Painters of Eastern icons let her lie down. And nowhere does The Bible tell us she wears blue. Her wardrobe largely derives from medieval meditations and visionary experiences, such as those of St Bridget, who had a keen eye for detail.
Joseph is usually depicted as a bit-part actor in the drama and as old, although The Bible does not indicate his age. Some pictorial traditions make him a comic figure and certain cathedrals had a vested interest in adding homely details – notably Aachen, which became the proud possessor of St Joseph's stockings, which had been cut up to make clothes for the infant Jesus.
Jesus In paintings, he is usually depicted naked with what would these days be thought an unseemly attention to his penis.
It's uncircumcised, though when the deed is done it will generate a healthy industry in souvenirs. According to one estimate there were enough holy foreskins circulating in medieval times to upholster a suite of furniture.
The Three Kings Only Matthew mentions them. He doesn't call them kings. And he doesn't say how many there are. The earliest nativity scenes show just two, and their number and status were upgraded later, on the grounds that there were three gifts, one of which was frankincense, associated with royalty.
More practically, though, the upgrading of the kings was also connected with the church's desire to allot a role in Christian life to rich potentates (who would otherwise be struggling through the eyes of needles) and get their money.
The kings also symbolised the universal outreach of the Church, to Europe, Africa and Asia. And again, certain cathedrals had a special interest in them: Cologne claimed their bodies and declared them to have died at the respective ages of 109, 112 and 116.
The Ox and Ass There is no mention of them in the Gospels. But if Jesus was born in a stable it would be reasonable to assume their presence. And the first person to make a point of it was St Francis, who is said to have begun the tradition of cribs and nativity re-enactments in the 13th century.
The Shepherds are found only in Luke. Important as a statement of the access ordinary people have to Jesus.
The Star In Matthew but not Luke, and the subject of endless debate as to what, if anything, it might have been. There is no unchallengeable recorded evidence of starry phenomena around this time.
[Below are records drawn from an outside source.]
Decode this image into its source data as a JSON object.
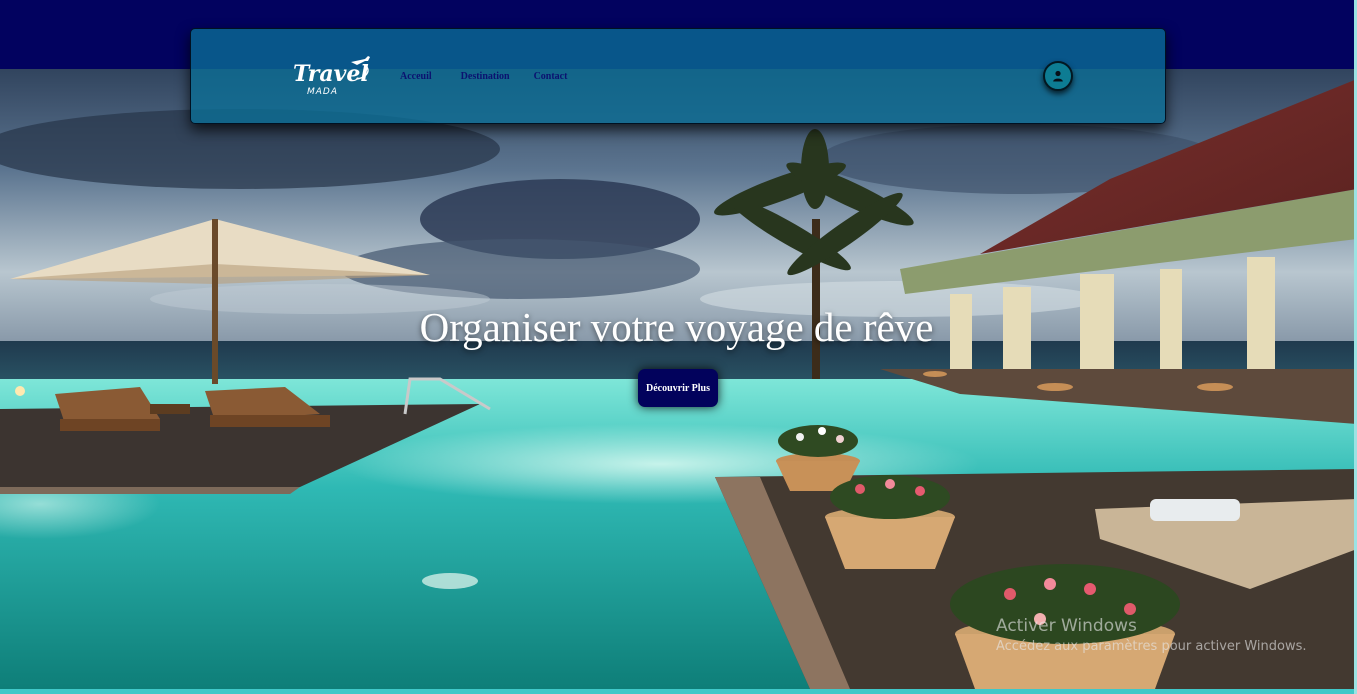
{
  "brand": {
    "logo_text": "Travel",
    "logo_subtext": "MADA"
  },
  "nav": {
    "links": [
      "Acceuil",
      "Destination",
      "Contact"
    ]
  },
  "hero": {
    "title": "Organiser votre voyage de rêve",
    "cta_label": "Découvrir Plus"
  },
  "watermark": {
    "title": "Activer Windows",
    "subtitle": "Accédez aux paramètres pour activer Windows."
  },
  "colors": {
    "top_band": "#02025f",
    "navbar": "#0a6e96",
    "nav_link": "#0b1270",
    "cta": "#02025c",
    "pool": "#30c0c0"
  },
  "icons": {
    "user": "user-icon",
    "plane": "plane-icon"
  }
}
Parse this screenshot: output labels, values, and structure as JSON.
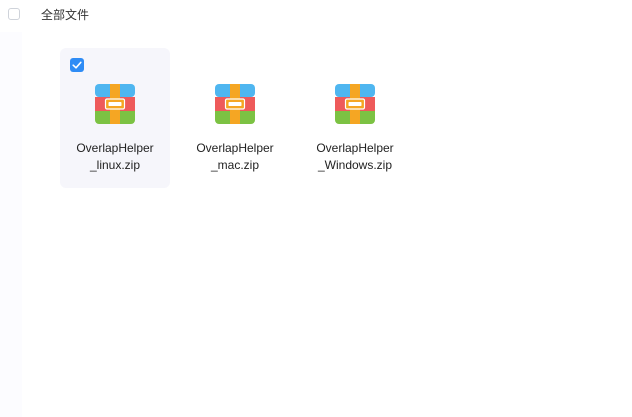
{
  "header": {
    "breadcrumb": "全部文件"
  },
  "files": [
    {
      "name_line1": "OverlapHelper",
      "name_line2": "_linux.zip",
      "selected": true,
      "icon": "zip-archive-icon"
    },
    {
      "name_line1": "OverlapHelper",
      "name_line2": "_mac.zip",
      "selected": false,
      "icon": "zip-archive-icon"
    },
    {
      "name_line1": "OverlapHelper",
      "name_line2": "_Windows.zip",
      "selected": false,
      "icon": "zip-archive-icon"
    }
  ],
  "colors": {
    "selection_bg": "#f6f6fb",
    "check_blue": "#2f8cf5",
    "zip_blue": "#4fb6f0",
    "zip_red": "#ee5a5a",
    "zip_green": "#7cc243",
    "zip_orange": "#f5a623"
  }
}
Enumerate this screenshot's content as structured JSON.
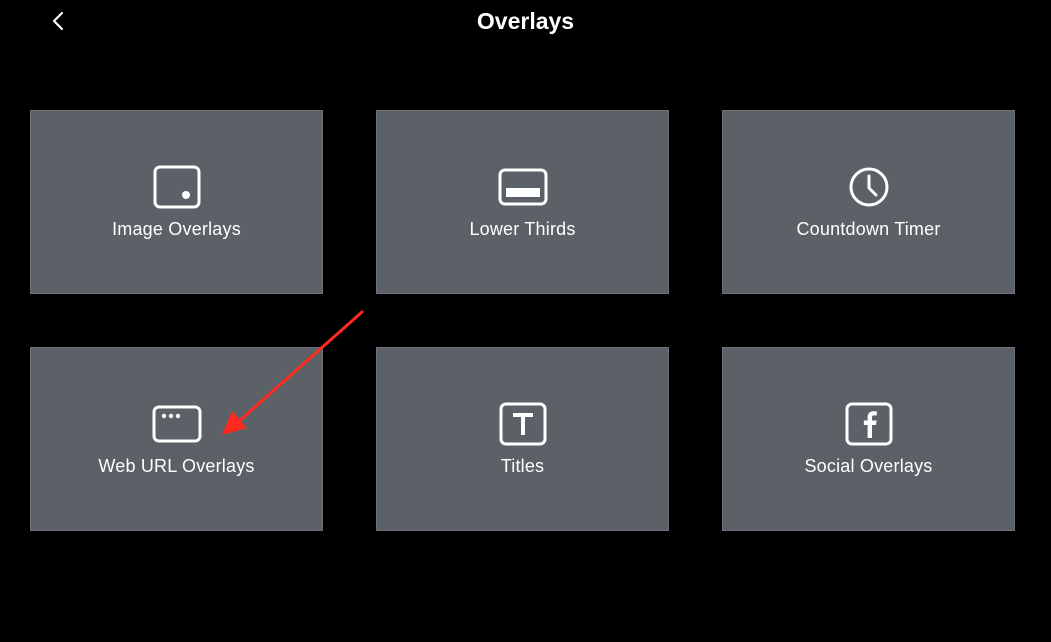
{
  "header": {
    "title": "Overlays",
    "back_icon": "chevron-left-icon"
  },
  "theme": {
    "background": "#000000",
    "tile_background": "#5b6167",
    "text": "#ffffff",
    "annotation_arrow": "#ff2a1f"
  },
  "tiles": [
    {
      "label": "Image Overlays",
      "icon": "image-frame-icon"
    },
    {
      "label": "Lower Thirds",
      "icon": "lower-thirds-icon"
    },
    {
      "label": "Countdown Timer",
      "icon": "clock-icon"
    },
    {
      "label": "Web URL Overlays",
      "icon": "browser-window-icon"
    },
    {
      "label": "Titles",
      "icon": "text-t-icon"
    },
    {
      "label": "Social Overlays",
      "icon": "facebook-icon"
    }
  ]
}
But Mike Rich, the screenwriter of The Nativity, has opted to trust Matthew on the grounds that it could have been a rare alignment of the star Regulus (known in Babylonian as Sharu) with Venus and Jupiter.
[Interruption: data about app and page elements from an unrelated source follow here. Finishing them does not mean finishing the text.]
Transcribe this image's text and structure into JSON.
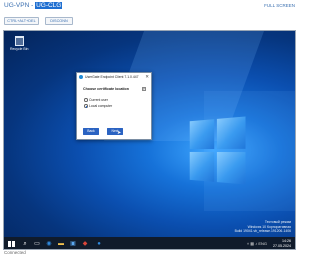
{
  "header": {
    "title_prefix": "UG-VPN",
    "title_sep": " - ",
    "title_highlight": "UG-CLG",
    "fullscreen_label": "FULL SCREEN"
  },
  "toolbar": {
    "cad_label": "CTRL+ALT+DEL",
    "disconnect_label": "DISCONN"
  },
  "desktop": {
    "recycle_bin_label": "Recycle Bin"
  },
  "dialog": {
    "title": "UserGate Endpoint Client 7.1.0.447",
    "close_glyph": "✕",
    "heading": "Choose certificate location",
    "help_glyph": "?",
    "options": [
      {
        "label": "Current user",
        "checked": false
      },
      {
        "label": "Local computer",
        "checked": true
      }
    ],
    "back_label": "Back",
    "next_label": "Next"
  },
  "watermark": {
    "line1": "Тестовый режим",
    "line2": "Windows 10 Корпоративная",
    "line3": "Build 19041.vb_release.191206-1406"
  },
  "taskbar": {
    "search_icon": "search-icon",
    "time": "14:26",
    "date": "27.05.2024",
    "lang": "ENG"
  },
  "status": {
    "text": "Connected"
  }
}
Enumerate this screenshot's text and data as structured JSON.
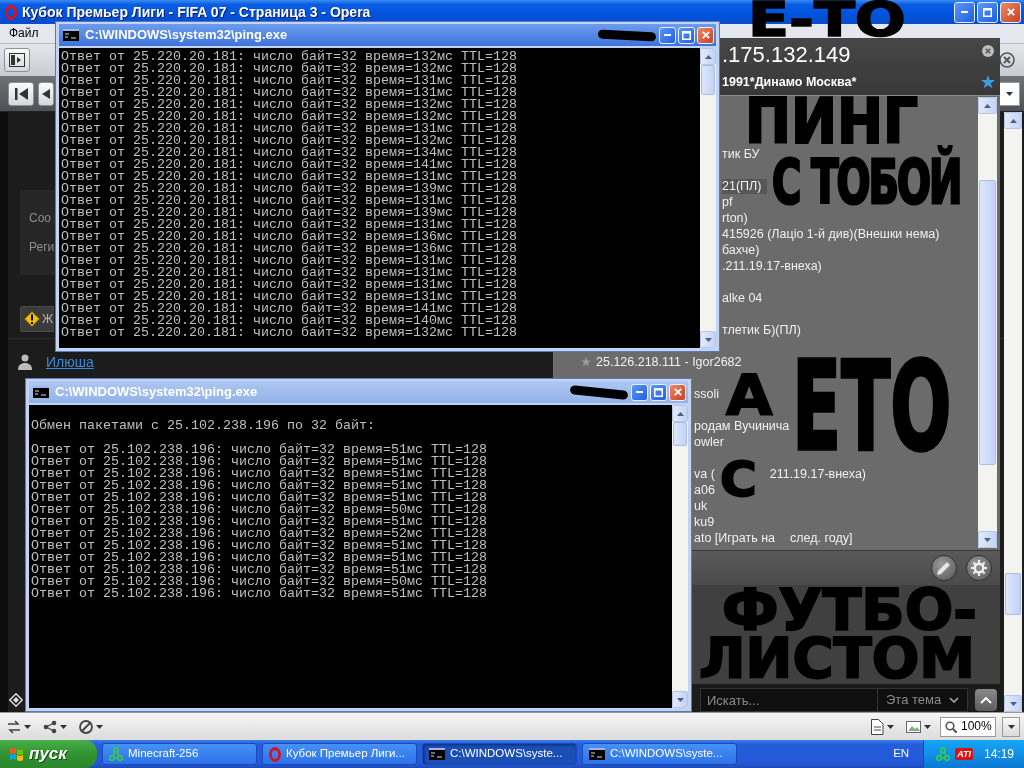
{
  "browser": {
    "title": "Кубок Премьер Лиги - FIFA 07 - Страница 3 - Opera",
    "menu": [
      "Файл"
    ],
    "page": {
      "panel_labels": [
        "Соо",
        "Реги"
      ],
      "warning_button": "Ж",
      "user_link": "Илюша",
      "search": {
        "placeholder": "Искать...",
        "scope": "Эта тема"
      }
    },
    "status_bar": {
      "zoom": "100%"
    }
  },
  "chat_panel": {
    "title": ".175.132.149",
    "subtitle": "1991*Динамо Москва*",
    "items": [
      {
        "kind": "covered"
      },
      {
        "kind": "covered"
      },
      {
        "kind": "covered"
      },
      {
        "kind": "contact",
        "text": "тик БУ",
        "selected": false
      },
      {
        "kind": "covered"
      },
      {
        "kind": "contact",
        "text": "21(ПЛ)",
        "selected": true
      },
      {
        "kind": "contact",
        "text": "pf",
        "selected": false
      },
      {
        "kind": "contact",
        "text": "rton)",
        "selected": false
      },
      {
        "kind": "contact",
        "text": "415926 (Лаціо 1-й див)(Внешки нема)",
        "selected": false
      },
      {
        "kind": "contact",
        "text": "бахче)",
        "selected": false
      },
      {
        "kind": "contact",
        "text": ".211.19.17-внеха)",
        "selected": false
      },
      {
        "kind": "covered"
      },
      {
        "kind": "contact",
        "text": "alke 04",
        "selected": false
      },
      {
        "kind": "covered"
      },
      {
        "kind": "contact",
        "text": "тлетик Б)(ПЛ)",
        "selected": false
      },
      {
        "kind": "covered"
      },
      {
        "kind": "contact",
        "text": "25.126.218.111 - Igor2682",
        "selected": false
      },
      {
        "kind": "covered"
      },
      {
        "kind": "contact",
        "text": "ssoli",
        "selected": false
      },
      {
        "kind": "covered"
      },
      {
        "kind": "contact",
        "text": "родам Вучинича",
        "selected": false
      },
      {
        "kind": "contact",
        "text": "owler",
        "selected": false
      },
      {
        "kind": "covered"
      },
      {
        "kind": "contact",
        "text": "va (",
        "tail": "211.19.17-внеха)",
        "selected": false
      },
      {
        "kind": "contact",
        "text": "a06",
        "selected": false
      },
      {
        "kind": "contact",
        "text": "uk",
        "selected": false
      },
      {
        "kind": "contact",
        "text": "ku9",
        "selected": false
      },
      {
        "kind": "contact",
        "text": "ato [Играть на",
        "tail": "след. году]",
        "selected": false
      }
    ]
  },
  "consoles": [
    {
      "title": "C:\\WINDOWS\\system32\\ping.exe",
      "active": true,
      "lines": [
        "Ответ от 25.220.20.181: число байт=32 время=132мс TTL=128",
        "Ответ от 25.220.20.181: число байт=32 время=132мс TTL=128",
        "Ответ от 25.220.20.181: число байт=32 время=131мс TTL=128",
        "Ответ от 25.220.20.181: число байт=32 время=131мс TTL=128",
        "Ответ от 25.220.20.181: число байт=32 время=132мс TTL=128",
        "Ответ от 25.220.20.181: число байт=32 время=132мс TTL=128",
        "Ответ от 25.220.20.181: число байт=32 время=131мс TTL=128",
        "Ответ от 25.220.20.181: число байт=32 время=132мс TTL=128",
        "Ответ от 25.220.20.181: число байт=32 время=134мс TTL=128",
        "Ответ от 25.220.20.181: число байт=32 время=141мс TTL=128",
        "Ответ от 25.220.20.181: число байт=32 время=131мс TTL=128",
        "Ответ от 25.220.20.181: число байт=32 время=139мс TTL=128",
        "Ответ от 25.220.20.181: число байт=32 время=131мс TTL=128",
        "Ответ от 25.220.20.181: число байт=32 время=139мс TTL=128",
        "Ответ от 25.220.20.181: число байт=32 время=131мс TTL=128",
        "Ответ от 25.220.20.181: число байт=32 время=136мс TTL=128",
        "Ответ от 25.220.20.181: число байт=32 время=136мс TTL=128",
        "Ответ от 25.220.20.181: число байт=32 время=131мс TTL=128",
        "Ответ от 25.220.20.181: число байт=32 время=131мс TTL=128",
        "Ответ от 25.220.20.181: число байт=32 время=131мс TTL=128",
        "Ответ от 25.220.20.181: число байт=32 время=131мс TTL=128",
        "Ответ от 25.220.20.181: число байт=32 время=141мс TTL=128",
        "Ответ от 25.220.20.181: число байт=32 время=140мс TTL=128",
        "Ответ от 25.220.20.181: число байт=32 время=132мс TTL=128"
      ]
    },
    {
      "title": "C:\\WINDOWS\\system32\\ping.exe",
      "active": false,
      "header": "Обмен пакетами с 25.102.238.196 по 32 байт:",
      "lines": [
        "Ответ от 25.102.238.196: число байт=32 время=51мс TTL=128",
        "Ответ от 25.102.238.196: число байт=32 время=51мс TTL=128",
        "Ответ от 25.102.238.196: число байт=32 время=51мс TTL=128",
        "Ответ от 25.102.238.196: число байт=32 время=51мс TTL=128",
        "Ответ от 25.102.238.196: число байт=32 время=51мс TTL=128",
        "Ответ от 25.102.238.196: число байт=32 время=50мс TTL=128",
        "Ответ от 25.102.238.196: число байт=32 время=51мс TTL=128",
        "Ответ от 25.102.238.196: число байт=32 время=52мс TTL=128",
        "Ответ от 25.102.238.196: число байт=32 время=51мс TTL=128",
        "Ответ от 25.102.238.196: число байт=32 время=51мс TTL=128",
        "Ответ от 25.102.238.196: число байт=32 время=51мс TTL=128",
        "Ответ от 25.102.238.196: число байт=32 время=50мс TTL=128",
        "Ответ от 25.102.238.196: число байт=32 время=51мс TTL=128"
      ]
    }
  ],
  "handwriting": [
    "Е-ТО",
    "ПИНГ",
    "С ТОБОЙ",
    "А",
    "ЕТО",
    "С",
    "ФУТБО-",
    "ЛИСТОМ"
  ],
  "taskbar": {
    "start": "пуск",
    "tasks": [
      {
        "label": "Minecraft-256",
        "kind": "network",
        "selected": false
      },
      {
        "label": "Кубок Премьер Лиги...",
        "kind": "browser",
        "selected": false
      },
      {
        "label": "C:\\WINDOWS\\syste...",
        "kind": "console",
        "selected": true
      },
      {
        "label": "C:\\WINDOWS\\syste...",
        "kind": "console",
        "selected": false
      }
    ],
    "language": "EN",
    "tray_logo": "ATI",
    "clock": "14:19"
  }
}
Part of what he calls the 'wow factor' in working on the movie was discovering that 'Sharu is the Babylonian for king, while Venus is the mother planet and Jupiter the father. Father, mother and king – that's an intriguing combination.'
The Stable Only Luke suggests a stable, and he's probably referring to a cave, which would have been a more likely place to keep animals. Matthew, by contrast, talks about a 'house'. And that's because he tells a different story about …
Bethlehem Both Matthew and Luke agree that the birthplace is Bethlehem, which is important as the fulfilment of prophesy: it establishes Jesus as successor to King David, who was also born there.
But Luke has Mary and Joseph travelling to Bethlehem as temporary residents, for the census – which is why they ended up in a stable when there was no room at the inn. Matthew says nothing about a census, stable or inn, and gives the impression that Mary and Joseph are permanent residents in that 'house'.